The nesting mentioned in the article is similar to the following scenario, where we have two different handlers hello & says (corresponding to the Endpoint object) that need to maintain separate states HelloState | SaysState before each request.

And the application will maintain state CommonState at all common requests, so that the following logic is organized to help us achieve the desired effect.

When the request /hello/:name is made, HelloState & CommonState are maintained.
When the request /says/:name is made, SaysState & CommonState are maintained.

Independent and public states are maintained by nesting.

    let app = Route::new().nest(
        "/",
        Route::new()
            .at(
                "/says/:name",
                get(hello).before(|req| async move {
                    // Using req do something.
                    req
                }),
            )
            .at(
                "/hello/:name",
                get(hello).before(|req| async move {
                    // Using req do something.
                    req
                }),
            )
            .before(|req| async move {
                // Using req do something.
                req
            }),
    );

Some advantages outlined.

  1. poem's extractor can be extended by the user.
  2. poem's middleware is very light to define.
  3. direct use of tokio resources is more controllable and well-tailored to your own project.
  4. tower compatible.
  5. support openapi specification, you can simply define some property macros, you can achieve the function.
  6. support aws-lambda.

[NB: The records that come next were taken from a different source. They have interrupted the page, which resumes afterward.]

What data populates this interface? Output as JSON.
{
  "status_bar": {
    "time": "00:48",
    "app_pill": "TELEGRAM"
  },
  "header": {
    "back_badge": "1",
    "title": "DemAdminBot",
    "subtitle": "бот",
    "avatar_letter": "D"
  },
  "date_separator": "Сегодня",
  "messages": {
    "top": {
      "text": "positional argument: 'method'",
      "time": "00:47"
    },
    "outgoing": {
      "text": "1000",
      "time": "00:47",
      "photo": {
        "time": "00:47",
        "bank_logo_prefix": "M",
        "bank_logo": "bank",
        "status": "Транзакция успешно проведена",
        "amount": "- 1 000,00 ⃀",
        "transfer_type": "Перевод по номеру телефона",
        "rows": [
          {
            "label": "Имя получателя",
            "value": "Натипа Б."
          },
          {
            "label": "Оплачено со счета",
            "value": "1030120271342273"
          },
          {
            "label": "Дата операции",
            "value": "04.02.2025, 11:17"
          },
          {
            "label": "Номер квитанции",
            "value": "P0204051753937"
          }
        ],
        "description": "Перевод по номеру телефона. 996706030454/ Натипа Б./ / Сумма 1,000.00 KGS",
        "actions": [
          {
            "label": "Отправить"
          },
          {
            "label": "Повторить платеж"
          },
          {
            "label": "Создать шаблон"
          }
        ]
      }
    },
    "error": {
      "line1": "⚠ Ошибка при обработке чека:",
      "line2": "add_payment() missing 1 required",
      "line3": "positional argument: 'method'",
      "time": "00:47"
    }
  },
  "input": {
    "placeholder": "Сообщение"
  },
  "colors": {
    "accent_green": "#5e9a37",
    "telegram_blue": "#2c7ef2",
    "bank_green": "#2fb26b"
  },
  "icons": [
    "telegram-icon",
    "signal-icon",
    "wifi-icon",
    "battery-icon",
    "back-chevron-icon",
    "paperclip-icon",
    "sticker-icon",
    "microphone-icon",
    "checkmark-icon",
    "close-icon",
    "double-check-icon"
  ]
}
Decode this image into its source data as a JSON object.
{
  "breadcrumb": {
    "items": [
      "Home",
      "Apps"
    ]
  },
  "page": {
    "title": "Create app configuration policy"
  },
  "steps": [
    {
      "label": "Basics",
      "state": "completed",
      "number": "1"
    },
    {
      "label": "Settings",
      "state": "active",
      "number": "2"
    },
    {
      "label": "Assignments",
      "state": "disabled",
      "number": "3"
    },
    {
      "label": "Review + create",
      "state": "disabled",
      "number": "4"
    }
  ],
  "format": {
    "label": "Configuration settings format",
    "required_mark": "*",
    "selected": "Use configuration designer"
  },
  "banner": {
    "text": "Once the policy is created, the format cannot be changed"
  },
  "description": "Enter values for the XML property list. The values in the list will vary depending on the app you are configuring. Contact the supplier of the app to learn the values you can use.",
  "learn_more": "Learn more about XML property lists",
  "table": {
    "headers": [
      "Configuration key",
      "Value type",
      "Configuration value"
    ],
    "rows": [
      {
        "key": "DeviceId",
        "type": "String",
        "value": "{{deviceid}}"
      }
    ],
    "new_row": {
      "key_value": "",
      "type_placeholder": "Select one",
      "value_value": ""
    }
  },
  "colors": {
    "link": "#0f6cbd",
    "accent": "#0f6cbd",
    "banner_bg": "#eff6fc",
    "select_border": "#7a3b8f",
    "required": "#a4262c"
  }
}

There are also many useful features that can be seen in the poem/examples below the specific examples.